» **What is being asked**
The answer is every record that follows, printed exactly.

★ ★ ★

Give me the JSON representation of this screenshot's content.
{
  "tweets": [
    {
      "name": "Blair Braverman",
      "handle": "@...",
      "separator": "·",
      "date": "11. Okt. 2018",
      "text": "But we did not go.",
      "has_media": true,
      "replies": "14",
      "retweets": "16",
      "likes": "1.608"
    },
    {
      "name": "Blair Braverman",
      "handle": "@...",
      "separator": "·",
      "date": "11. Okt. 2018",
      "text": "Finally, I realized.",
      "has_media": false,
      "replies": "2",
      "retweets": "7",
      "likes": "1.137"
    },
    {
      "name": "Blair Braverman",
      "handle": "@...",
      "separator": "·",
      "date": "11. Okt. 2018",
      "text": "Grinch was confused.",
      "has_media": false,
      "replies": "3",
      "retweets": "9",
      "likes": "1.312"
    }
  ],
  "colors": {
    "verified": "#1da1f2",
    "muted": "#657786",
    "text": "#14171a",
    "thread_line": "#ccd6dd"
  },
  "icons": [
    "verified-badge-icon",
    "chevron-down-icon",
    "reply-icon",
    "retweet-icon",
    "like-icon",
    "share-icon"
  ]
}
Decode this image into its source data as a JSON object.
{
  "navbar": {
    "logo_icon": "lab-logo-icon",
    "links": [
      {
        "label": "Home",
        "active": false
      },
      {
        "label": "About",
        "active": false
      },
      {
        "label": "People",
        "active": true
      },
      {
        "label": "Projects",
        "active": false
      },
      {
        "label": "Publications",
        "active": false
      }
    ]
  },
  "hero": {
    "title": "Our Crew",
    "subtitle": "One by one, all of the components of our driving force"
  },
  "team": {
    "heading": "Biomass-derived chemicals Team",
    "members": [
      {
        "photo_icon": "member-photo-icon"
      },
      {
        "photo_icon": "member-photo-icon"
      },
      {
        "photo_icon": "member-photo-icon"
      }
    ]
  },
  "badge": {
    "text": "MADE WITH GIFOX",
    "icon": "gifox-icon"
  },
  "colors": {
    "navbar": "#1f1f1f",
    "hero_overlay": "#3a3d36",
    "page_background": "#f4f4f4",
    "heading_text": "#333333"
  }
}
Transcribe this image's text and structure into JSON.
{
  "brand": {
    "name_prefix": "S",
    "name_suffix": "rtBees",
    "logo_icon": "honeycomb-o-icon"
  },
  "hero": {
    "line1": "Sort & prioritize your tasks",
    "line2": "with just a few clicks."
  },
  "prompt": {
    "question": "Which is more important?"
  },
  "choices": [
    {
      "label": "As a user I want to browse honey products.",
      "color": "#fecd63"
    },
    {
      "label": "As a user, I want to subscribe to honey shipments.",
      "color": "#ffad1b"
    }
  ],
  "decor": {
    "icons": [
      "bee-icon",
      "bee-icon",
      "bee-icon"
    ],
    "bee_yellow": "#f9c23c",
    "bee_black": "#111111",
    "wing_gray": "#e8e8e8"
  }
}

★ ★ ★

» **Completed exercise**
Give me the JSON representation of this screenshot's content.
{
  "tweets": [
    {
      "name": "Blair Braverman",
      "handle": "@...",
      "separator": "·",
      "date": "11. Okt. 2018",
      "text": "But we did not go.",
      "has_media": true,
      "replies": "14",
      "retweets": "16",
      "likes": "1.608"
    },
    {
      "name": "Blair Braverman",
      "handle": "@...",
      "separator": "·",
      "date": "11. Okt. 2018",
      "text": "Finally, I realized.",
      "has_media": false,
      "replies": "2",
      "retweets": "7",
      "likes": "1.137"
    },
    {
      "name": "Blair Braverman",
      "handle": "@...",
      "separator": "·",
      "date": "11. Okt. 2018",
      "text": "Grinch was confused.",
      "has_media": false,
      "replies": "3",
      "retweets": "9",
      "likes": "1.312"
    }
  ],
  "colors": {
    "verified": "#1da1f2",
    "muted": "#657786",
    "text": "#14171a",
    "thread_line": "#ccd6dd"
  },
  "icons": [
    "verified-badge-icon",
    "chevron-down-icon",
    "reply-icon",
    "retweet-icon",
    "like-icon",
    "share-icon"
  ]
}
Decode this image into its source data as a JSON object.
{
  "navbar": {
    "logo_icon": "lab-logo-icon",
    "links": [
      {
        "label": "Home",
        "active": false
      },
      {
        "label": "About",
        "active": false
      },
      {
        "label": "People",
        "active": true
      },
      {
        "label": "Projects",
        "active": false
      },
      {
        "label": "Publications",
        "active": false
      }
    ]
  },
  "hero": {
    "title": "Our Crew",
    "subtitle": "One by one, all of the components of our driving force"
  },
  "team": {
    "heading": "Biomass-derived chemicals Team",
    "members": [
      {
        "photo_icon": "member-photo-icon"
      },
      {
        "photo_icon": "member-photo-icon"
      },
      {
        "photo_icon": "member-photo-icon"
      }
    ]
  },
  "badge": {
    "text": "MADE WITH GIFOX",
    "icon": "gifox-icon"
  },
  "colors": {
    "navbar": "#1f1f1f",
    "hero_overlay": "#3a3d36",
    "page_background": "#f4f4f4",
    "heading_text": "#333333"
  }
}
Transcribe this image's text and structure into JSON.
{
  "brand": {
    "name_prefix": "S",
    "name_suffix": "rtBees",
    "logo_icon": "honeycomb-o-icon"
  },
  "hero": {
    "line1": "Sort & prioritize your tasks",
    "line2": "with just a few clicks."
  },
  "prompt": {
    "question": "Which is more important?"
  },
  "choices": [
    {
      "label": "As a user I want to browse honey products.",
      "color": "#fecd63"
    },
    {
      "label": "As a user, I want to subscribe to honey shipments.",
      "color": "#ffad1b"
    }
  ],
  "decor": {
    "icons": [
      "bee-icon",
      "bee-icon",
      "bee-icon"
    ],
    "bee_yellow": "#f9c23c",
    "bee_black": "#111111",
    "wing_gray": "#e8e8e8"
  }
}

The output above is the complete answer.